[Page and application data records]
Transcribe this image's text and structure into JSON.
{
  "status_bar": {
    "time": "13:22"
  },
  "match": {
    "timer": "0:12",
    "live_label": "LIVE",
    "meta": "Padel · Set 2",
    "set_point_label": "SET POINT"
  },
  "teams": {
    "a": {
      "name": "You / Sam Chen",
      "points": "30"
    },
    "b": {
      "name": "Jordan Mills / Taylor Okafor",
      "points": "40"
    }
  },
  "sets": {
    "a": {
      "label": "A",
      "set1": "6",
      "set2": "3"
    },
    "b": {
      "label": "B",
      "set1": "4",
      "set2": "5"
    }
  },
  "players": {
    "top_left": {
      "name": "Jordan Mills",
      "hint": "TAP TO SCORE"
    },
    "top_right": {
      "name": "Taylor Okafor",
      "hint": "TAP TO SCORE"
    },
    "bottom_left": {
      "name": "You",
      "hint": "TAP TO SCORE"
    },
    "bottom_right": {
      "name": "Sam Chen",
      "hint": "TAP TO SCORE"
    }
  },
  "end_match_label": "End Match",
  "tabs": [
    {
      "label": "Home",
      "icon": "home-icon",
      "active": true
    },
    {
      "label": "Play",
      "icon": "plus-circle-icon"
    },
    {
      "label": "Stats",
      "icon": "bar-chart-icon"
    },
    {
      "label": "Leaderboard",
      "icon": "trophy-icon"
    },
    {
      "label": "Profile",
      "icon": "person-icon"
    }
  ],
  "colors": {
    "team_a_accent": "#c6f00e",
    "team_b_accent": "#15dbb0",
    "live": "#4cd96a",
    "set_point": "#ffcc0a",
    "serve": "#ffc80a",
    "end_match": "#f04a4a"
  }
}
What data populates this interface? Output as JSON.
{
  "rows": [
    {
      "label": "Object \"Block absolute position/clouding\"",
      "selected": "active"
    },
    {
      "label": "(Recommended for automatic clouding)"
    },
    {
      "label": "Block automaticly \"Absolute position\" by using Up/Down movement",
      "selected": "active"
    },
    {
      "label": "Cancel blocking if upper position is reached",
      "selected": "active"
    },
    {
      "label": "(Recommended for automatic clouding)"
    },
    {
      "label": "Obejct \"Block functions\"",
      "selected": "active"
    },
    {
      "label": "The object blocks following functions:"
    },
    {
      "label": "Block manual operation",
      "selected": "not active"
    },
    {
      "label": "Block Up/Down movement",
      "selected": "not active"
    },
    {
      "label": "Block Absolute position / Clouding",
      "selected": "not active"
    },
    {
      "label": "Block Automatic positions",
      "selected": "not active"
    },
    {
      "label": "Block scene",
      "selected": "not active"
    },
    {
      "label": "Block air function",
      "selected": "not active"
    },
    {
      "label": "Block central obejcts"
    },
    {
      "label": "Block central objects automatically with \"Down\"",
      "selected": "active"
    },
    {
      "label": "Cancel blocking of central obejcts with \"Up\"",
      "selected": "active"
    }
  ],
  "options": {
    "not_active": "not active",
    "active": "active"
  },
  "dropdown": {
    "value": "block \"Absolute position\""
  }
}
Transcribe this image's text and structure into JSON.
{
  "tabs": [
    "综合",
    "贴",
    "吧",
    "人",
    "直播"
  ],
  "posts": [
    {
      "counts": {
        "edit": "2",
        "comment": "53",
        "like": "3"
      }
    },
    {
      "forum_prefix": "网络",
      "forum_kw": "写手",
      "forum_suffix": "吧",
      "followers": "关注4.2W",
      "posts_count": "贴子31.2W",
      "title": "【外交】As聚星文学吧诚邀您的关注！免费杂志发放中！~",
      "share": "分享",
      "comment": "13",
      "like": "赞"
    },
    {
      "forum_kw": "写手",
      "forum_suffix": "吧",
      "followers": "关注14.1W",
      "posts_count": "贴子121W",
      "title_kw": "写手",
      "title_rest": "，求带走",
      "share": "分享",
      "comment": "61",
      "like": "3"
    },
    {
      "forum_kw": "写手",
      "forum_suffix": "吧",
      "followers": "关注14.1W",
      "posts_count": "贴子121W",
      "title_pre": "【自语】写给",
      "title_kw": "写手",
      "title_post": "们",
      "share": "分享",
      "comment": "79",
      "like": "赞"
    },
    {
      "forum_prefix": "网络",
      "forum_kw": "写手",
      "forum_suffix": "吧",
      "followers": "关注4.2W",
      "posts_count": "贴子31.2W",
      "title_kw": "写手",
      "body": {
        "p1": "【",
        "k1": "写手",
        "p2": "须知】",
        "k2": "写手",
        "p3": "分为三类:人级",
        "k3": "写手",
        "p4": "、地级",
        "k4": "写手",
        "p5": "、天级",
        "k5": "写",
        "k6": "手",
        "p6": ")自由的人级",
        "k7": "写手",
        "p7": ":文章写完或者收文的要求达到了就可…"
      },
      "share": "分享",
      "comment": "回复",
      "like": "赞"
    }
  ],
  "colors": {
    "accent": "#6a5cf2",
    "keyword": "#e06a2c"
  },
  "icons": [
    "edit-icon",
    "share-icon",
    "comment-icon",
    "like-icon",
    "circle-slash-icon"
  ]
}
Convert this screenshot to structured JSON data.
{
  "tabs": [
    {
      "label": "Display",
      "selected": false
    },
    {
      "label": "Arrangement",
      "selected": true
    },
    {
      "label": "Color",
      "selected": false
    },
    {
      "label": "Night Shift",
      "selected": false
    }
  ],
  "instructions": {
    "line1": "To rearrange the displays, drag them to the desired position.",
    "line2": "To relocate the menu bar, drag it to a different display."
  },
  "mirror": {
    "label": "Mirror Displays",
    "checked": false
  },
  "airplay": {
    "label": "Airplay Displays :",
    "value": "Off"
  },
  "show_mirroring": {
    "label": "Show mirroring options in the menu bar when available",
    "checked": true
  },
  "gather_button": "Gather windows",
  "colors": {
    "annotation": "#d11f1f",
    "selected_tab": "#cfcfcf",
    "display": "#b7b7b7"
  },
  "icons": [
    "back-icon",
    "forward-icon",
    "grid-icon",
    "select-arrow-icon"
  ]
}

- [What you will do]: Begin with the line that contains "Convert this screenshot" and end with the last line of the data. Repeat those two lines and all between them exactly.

- [Your solution]:
Convert this screenshot to structured JSON data.
{
  "tabs": [
    {
      "label": "Display",
      "selected": false
    },
    {
      "label": "Arrangement",
      "selected": true
    },
    {
      "label": "Color",
      "selected": false
    },
    {
      "label": "Night Shift",
      "selected": false
    }
  ],
  "instructions": {
    "line1": "To rearrange the displays, drag them to the desired position.",
    "line2": "To relocate the menu bar, drag it to a different display."
  },
  "mirror": {
    "label": "Mirror Displays",
    "checked": false
  },
  "airplay": {
    "label": "Airplay Displays :",
    "value": "Off"
  },
  "show_mirroring": {
    "label": "Show mirroring options in the menu bar when available",
    "checked": true
  },
  "gather_button": "Gather windows",
  "colors": {
    "annotation": "#d11f1f",
    "selected_tab": "#cfcfcf",
    "display": "#b7b7b7"
  },
  "icons": [
    "back-icon",
    "forward-icon",
    "grid-icon",
    "select-arrow-icon"
  ]
}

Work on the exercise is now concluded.